The Power of Suggestion: Hypnosis and Your Health
Hypnosis may help control many physical, mental and behavioral problems. Learn how it works and what to expect.
From fear of flying to chronic headaches to anxiety, many people need extra help coping with emotional and physical problems. Some find that hypnosis helps.
You may think of hypnosis as a trancelike state that makes people bark at the sound of a bell or fall asleep when they hear hands clapping. Some people, though, find that hypnosis helps them gain control over certain problems.
Uses for hypnosis
Hypnosis should never replace medical care. Instead, you can ask your doctor about combining it with standard treatment for certain conditions.
Limited research suggests that hypnosis may help manage various problems, including:
- Chronic pain
- Fear and anxiety
- Pain during dental procedures
- Bed wetting
- Labor pain
- Cancer pain
- Surgical bleeding
Although some people use hypnosis to try to lose weight or quit smoking, there is not enough scientific evidence to prove that it works.
Evidence to date
Some studies have shown that hypnosis may reduce pain and improve the quality of life for people with cancer. However, it cannot slow its progress.
Other studies were done with pregnant women. These studies found that those who were hypnotized before childbirth had shorter and more comfortable labors and deliveries than those who were not.
Some research has even shown that hypnosis can increase pain tolerance and boost the immune system.
More scientific study is needed to see if hypnosis is effective in treating these and other conditions.
How it works
If you are thinking about hypnosis, talk to your doctor first.

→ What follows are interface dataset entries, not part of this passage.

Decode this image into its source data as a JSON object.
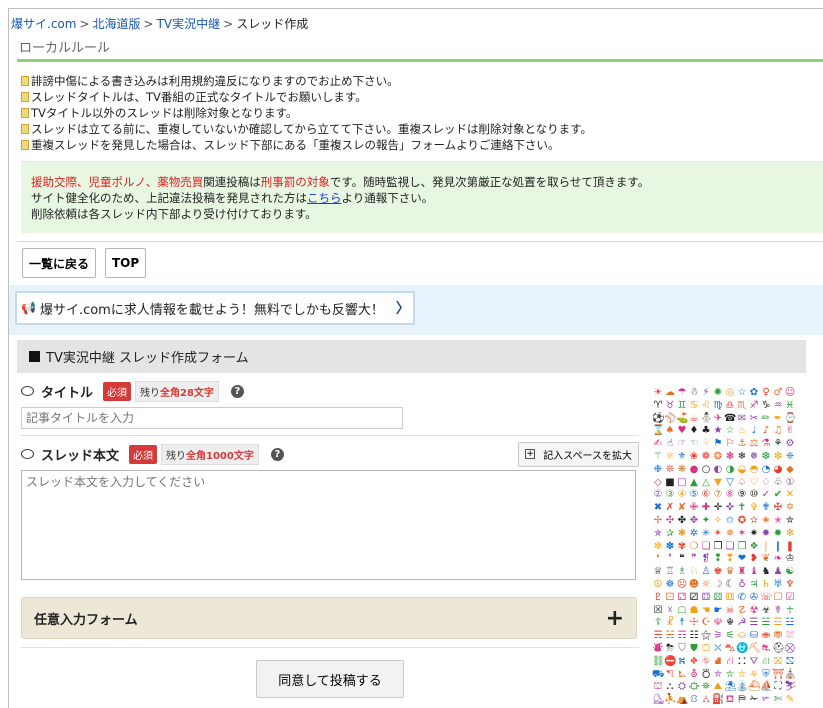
{
  "breadcrumb": [
    {
      "label": "爆サイ.com",
      "link": true
    },
    {
      "label": "北海道版",
      "link": true
    },
    {
      "label": "TV実況中継",
      "link": true
    },
    {
      "label": "スレッド作成",
      "link": false
    }
  ],
  "local_rules": {
    "title": "ローカルルール",
    "items": [
      "誹謗中傷による書き込みは利用規約違反になりますのでお止め下さい。",
      "スレッドタイトルは、TV番組の正式なタイトルでお願いします。",
      "TVタイトル以外のスレッドは削除対象となります。",
      "スレッドは立てる前に、重複していないか確認してから立てて下さい。重複スレッドは削除対象となります。",
      "重複スレッドを発見した場合は、スレッド下部にある「重複スレの報告」フォームよりご連絡下さい。"
    ]
  },
  "warning": {
    "red1": "援助交際、児童ポルノ、薬物売買",
    "text1": "関連投稿は",
    "red2": "刑事罰の対象",
    "text2": "です。随時監視し、発見次第厳正な処置を取らせて頂きます。",
    "line2a": "サイト健全化のため、上記違法投稿を発見された方は",
    "line2_link": "こちら",
    "line2b": "より通報下さい。",
    "line3": "削除依頼は各スレッド内下部より受け付けております。"
  },
  "nav": {
    "back_label": "一覧に戻る",
    "top_label": "TOP"
  },
  "ad": {
    "text": "爆サイ.comに求人情報を載せよう！無料でしかも反響大！",
    "chevron": "〉"
  },
  "form": {
    "header": "TV実況中継 スレッド作成フォーム",
    "title_field": {
      "label": "タイトル",
      "required": "必須",
      "remain_prefix": "残り",
      "remain_value": "全角28文字",
      "placeholder": "記事タイトルを入力"
    },
    "body_field": {
      "label": "スレッド本文",
      "required": "必須",
      "remain_prefix": "残り",
      "remain_value": "全角1000文字",
      "placeholder": "スレッド本文を入力してください",
      "expand_label": "記入スペースを拡大"
    },
    "optional_label": "任意入力フォーム",
    "optional_plus": "+",
    "submit_label": "同意して投稿する"
  },
  "emoji_colors": [
    "#e53b2c",
    "#1b6fd1",
    "#f0a21a",
    "#2e9b3a",
    "#8e44ad",
    "#222222",
    "#d63384",
    "#e5702a"
  ],
  "emoji_glyphs": "☀☁☂☃⚡✺◎☆✿♀♂☺♈♉♊♋♌♍♎♏♐♑♒♓⚽⚾⛳☕⛄✈☎✉✂✏✒⌚⌛♠♥♦♣★☆♨♩♪♫✌✍☝☞☜☟⚑⚐⚓⚖⚗⚘⚙⚚⚛⚜❀❁❂❃❄❅❆❇❈❉❊❋●○◐◑◒◓◔◕◆◇■□▲△▼▽♤♡♢♧①②③④⑤⑥⑦⑧⑨⑩✓✔✕✖✗✘✙✚✛✜✝✞✟✠✡✢✣✤✥✦✧✩✪✫✬✭✮✯✰✱✲✳✴✵✶✷✸✹✻✼✽✾❍❏❐❑❒❖❘❙❚❛❜❝❞❡❢❣❤❥❦❧♔♕♖♗♘♙♚♛♜♝♞♟☯☮☸☹☻☼☽☾♁♃♄♅♆♇⚀⚁⚂⚃⚄⚅✆✇☏☐☑☒☓☖☗☚☛☠☡☢☣☤☥☦☧☨☩☪☫☬☭☰☱☲☳☴☵☶☷⚝⚞⚟⛀⛁⛂⛃⛆⛇⛈⛉⛊⛋⛌⛍⛎⛏⛐⛑⛒⛓⛔⛕⛖⛗⛘⛙⛚⛛⛜⛝⛞⛟⛠⛡⛢⛣⛤⛥⛦⛧⛨⛩⛪⛫⛬⛭⛮⛯⛰⛱⛲⛴⛵⛶⛷⛸⛹⛺⛻⛼⛽⛾⛿✁✃✄✎✐✑✓✔"
}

Make sure to choose a qualified health professional who is trained in the use of clinical hypnosis. He or she should be licensed and certified.

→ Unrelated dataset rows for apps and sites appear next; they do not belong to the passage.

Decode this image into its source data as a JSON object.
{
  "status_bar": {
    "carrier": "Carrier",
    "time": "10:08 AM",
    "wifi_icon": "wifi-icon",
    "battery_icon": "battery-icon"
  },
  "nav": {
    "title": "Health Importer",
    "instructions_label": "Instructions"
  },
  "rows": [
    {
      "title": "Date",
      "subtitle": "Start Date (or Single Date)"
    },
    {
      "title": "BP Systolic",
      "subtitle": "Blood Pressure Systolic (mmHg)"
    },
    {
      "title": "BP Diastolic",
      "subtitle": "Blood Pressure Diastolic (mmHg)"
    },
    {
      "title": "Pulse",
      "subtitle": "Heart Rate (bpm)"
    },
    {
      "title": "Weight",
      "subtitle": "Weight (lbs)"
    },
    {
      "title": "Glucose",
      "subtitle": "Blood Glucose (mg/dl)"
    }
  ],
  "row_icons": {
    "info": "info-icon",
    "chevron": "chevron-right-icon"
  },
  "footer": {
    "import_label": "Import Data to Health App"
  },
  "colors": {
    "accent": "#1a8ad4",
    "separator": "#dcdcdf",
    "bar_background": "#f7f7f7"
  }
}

A session starts with the hypnotherapist speaking in soothing tones. He or she may suggest that you focus on images that create a feeling of peace, relaxation, and well-being. This should put you into a restful, but alert, state. At this point, the hypnotherapist will address your problem. For instance, he or she may suggest that you will have less anxiety in the future.
Hypnosis does not work for everyone. You can’t be hypnotized unless you choose to be. Contrary to popular belief, people under hypnosis can’t be made to do something they don’t want to do.
Some people can’t be put into a hypnotic state at all. Some can enter into a deeper trance than others. In time, some people can learn to hypnotize themselves.
In some cases, hypnosis can cause emotional distress. People with certain mental illnesses should not be hypnotized. People who take insulin, sedatives, or heart medications should talk to their doctor before they add hypnosis to their treatment plans. Ask your doctor about any possible complications from hypnosis before you try it.